[Start of section]

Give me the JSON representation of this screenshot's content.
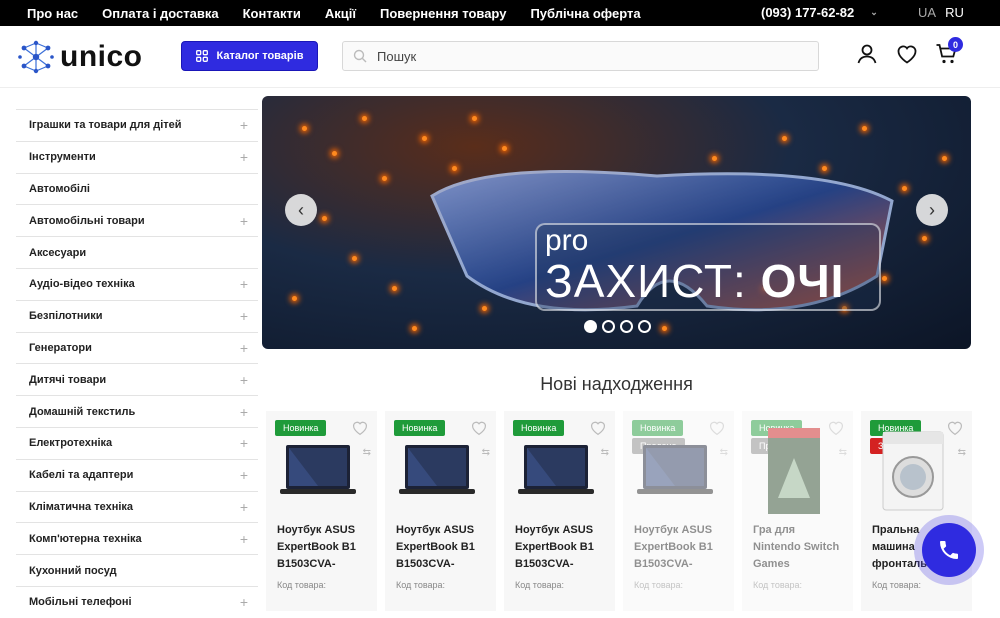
{
  "topbar": {
    "nav": [
      "Про нас",
      "Оплата і доставка",
      "Контакти",
      "Акції",
      "Повернення товару",
      "Публічна оферта"
    ],
    "phone": "(093) 177-62-82",
    "lang": [
      "UA",
      "RU"
    ]
  },
  "header": {
    "logo_text": "unico",
    "catalog_label": "Каталог товарів",
    "search_placeholder": "Пошук",
    "cart_count": "0"
  },
  "sidebar": {
    "items": [
      {
        "label": "Іграшки та товари для дітей",
        "expandable": true
      },
      {
        "label": "Інструменти",
        "expandable": true
      },
      {
        "label": "Автомобілі",
        "expandable": false
      },
      {
        "label": "Автомобільні товари",
        "expandable": true
      },
      {
        "label": "Аксесуари",
        "expandable": false
      },
      {
        "label": "Аудіо-відео техніка",
        "expandable": true
      },
      {
        "label": "Безпілотники",
        "expandable": true
      },
      {
        "label": "Генератори",
        "expandable": true
      },
      {
        "label": "Дитячі товари",
        "expandable": true
      },
      {
        "label": "Домашній текстиль",
        "expandable": true
      },
      {
        "label": "Електротехніка",
        "expandable": true
      },
      {
        "label": "Кабелі та адаптери",
        "expandable": true
      },
      {
        "label": "Кліматична техніка",
        "expandable": true
      },
      {
        "label": "Комп'ютерна техніка",
        "expandable": true
      },
      {
        "label": "Кухонний посуд",
        "expandable": false
      },
      {
        "label": "Мобільні телефоні",
        "expandable": true
      }
    ]
  },
  "banner": {
    "pro": "pro",
    "headline_light": "ЗАХИСТ:",
    "headline_bold": "ОЧІ",
    "slides": 4,
    "active_slide": 1
  },
  "new_arrivals": {
    "title": "Нові надходження",
    "products": [
      {
        "badge": "Новинка",
        "status": "",
        "name": "Ноутбук ASUS ExpertBook B1 B1503CVA-",
        "code": "Код товара:",
        "image": "laptop-icon",
        "faded": false
      },
      {
        "badge": "Новинка",
        "status": "",
        "name": "Ноутбук ASUS ExpertBook B1 B1503CVA-",
        "code": "Код товара:",
        "image": "laptop-icon",
        "faded": false
      },
      {
        "badge": "Новинка",
        "status": "",
        "name": "Ноутбук ASUS ExpertBook B1 B1503CVA-",
        "code": "Код товара:",
        "image": "laptop-icon",
        "faded": false
      },
      {
        "badge": "Новинка",
        "status": "Продано",
        "name": "Ноутбук ASUS ExpertBook B1 B1503CVA-",
        "code": "Код товара:",
        "image": "laptop-icon",
        "faded": true
      },
      {
        "badge": "Новинка",
        "status": "Продано",
        "name": "Гра для Nintendo Switch Games",
        "code": "Код товара:",
        "image": "game-cover-icon",
        "faded": true
      },
      {
        "badge": "Новинка",
        "status": "Закінчується",
        "name": "Пральна машина фронтальн",
        "code": "Код товара:",
        "image": "washing-machine-icon",
        "faded": false
      }
    ]
  },
  "colors": {
    "accent": "#2f2be0",
    "new_badge": "#1f9b3a",
    "ending_badge": "#d42222"
  }
}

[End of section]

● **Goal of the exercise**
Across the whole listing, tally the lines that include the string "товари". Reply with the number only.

● **Solution for this problem**
3